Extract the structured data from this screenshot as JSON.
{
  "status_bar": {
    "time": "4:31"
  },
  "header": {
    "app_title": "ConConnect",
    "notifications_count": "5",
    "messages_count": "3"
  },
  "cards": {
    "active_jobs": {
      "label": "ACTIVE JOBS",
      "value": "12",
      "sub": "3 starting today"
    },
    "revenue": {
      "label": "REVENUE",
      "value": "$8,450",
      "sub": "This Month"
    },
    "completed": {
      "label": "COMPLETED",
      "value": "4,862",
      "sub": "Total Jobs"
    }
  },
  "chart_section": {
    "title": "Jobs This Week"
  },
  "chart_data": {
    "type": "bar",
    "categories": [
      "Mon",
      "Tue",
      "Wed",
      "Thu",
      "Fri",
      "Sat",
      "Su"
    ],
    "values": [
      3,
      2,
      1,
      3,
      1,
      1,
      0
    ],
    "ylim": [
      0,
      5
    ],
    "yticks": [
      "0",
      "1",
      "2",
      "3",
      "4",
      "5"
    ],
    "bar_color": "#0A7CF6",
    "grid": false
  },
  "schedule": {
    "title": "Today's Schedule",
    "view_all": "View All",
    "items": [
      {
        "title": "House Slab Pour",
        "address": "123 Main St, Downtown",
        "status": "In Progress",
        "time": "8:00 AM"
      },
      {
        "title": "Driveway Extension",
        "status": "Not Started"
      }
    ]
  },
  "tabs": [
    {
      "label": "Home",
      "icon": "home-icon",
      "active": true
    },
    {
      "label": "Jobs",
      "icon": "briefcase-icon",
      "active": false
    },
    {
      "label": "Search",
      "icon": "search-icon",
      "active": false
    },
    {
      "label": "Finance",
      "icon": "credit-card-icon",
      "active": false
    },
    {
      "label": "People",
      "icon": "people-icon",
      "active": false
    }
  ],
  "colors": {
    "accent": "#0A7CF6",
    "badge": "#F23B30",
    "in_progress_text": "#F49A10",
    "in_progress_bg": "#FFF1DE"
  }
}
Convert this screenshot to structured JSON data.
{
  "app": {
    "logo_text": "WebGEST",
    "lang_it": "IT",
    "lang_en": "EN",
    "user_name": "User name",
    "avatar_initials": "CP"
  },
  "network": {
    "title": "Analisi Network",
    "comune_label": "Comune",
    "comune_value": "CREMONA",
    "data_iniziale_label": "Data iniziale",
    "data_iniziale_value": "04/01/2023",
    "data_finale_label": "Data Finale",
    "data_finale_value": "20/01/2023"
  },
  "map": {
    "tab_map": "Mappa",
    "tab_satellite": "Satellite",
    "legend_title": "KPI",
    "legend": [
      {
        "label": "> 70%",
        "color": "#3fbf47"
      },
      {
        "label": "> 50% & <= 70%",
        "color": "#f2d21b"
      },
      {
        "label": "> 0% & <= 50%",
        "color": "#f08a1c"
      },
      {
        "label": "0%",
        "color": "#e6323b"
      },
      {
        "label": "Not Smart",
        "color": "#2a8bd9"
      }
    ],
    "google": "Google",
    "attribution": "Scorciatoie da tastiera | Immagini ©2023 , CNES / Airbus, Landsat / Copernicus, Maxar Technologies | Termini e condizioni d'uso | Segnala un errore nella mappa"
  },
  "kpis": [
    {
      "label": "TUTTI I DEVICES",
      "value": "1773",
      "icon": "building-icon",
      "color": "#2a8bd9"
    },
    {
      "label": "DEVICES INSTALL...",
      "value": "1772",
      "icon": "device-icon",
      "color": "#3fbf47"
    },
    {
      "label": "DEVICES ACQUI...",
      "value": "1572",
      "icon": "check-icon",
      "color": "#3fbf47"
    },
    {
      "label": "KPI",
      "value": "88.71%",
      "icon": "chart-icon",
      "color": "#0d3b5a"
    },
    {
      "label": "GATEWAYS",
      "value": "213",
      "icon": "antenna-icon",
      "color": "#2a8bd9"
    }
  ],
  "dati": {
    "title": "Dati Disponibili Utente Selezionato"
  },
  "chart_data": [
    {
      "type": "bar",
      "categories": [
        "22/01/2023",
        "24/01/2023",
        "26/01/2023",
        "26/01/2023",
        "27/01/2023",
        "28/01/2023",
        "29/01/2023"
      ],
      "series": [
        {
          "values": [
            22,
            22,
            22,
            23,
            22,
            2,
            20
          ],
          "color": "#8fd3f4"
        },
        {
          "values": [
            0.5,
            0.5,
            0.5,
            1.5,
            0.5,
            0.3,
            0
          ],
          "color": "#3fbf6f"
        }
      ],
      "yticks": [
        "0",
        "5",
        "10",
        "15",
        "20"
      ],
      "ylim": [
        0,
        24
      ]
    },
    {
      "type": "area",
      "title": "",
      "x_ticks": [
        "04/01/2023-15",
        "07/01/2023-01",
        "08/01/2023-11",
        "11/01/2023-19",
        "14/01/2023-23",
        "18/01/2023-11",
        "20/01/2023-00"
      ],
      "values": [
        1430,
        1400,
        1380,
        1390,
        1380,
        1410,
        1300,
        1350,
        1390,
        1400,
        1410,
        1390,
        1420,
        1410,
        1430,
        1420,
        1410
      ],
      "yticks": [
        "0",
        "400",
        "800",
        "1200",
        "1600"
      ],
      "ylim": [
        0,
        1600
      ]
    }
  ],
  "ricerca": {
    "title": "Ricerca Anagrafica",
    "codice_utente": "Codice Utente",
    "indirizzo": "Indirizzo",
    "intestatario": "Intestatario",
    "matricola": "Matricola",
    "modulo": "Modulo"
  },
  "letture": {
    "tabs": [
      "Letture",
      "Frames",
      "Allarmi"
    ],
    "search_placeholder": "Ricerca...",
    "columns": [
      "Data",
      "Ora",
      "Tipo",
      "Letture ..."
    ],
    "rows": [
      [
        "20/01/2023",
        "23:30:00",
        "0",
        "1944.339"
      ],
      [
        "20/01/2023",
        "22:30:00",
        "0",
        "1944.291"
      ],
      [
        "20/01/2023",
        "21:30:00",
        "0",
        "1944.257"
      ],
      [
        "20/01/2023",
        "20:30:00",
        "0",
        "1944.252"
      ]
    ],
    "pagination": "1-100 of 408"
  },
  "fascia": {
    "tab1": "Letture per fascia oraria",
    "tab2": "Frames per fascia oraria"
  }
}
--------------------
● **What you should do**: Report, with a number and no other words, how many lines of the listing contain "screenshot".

● **Exercise response**: 2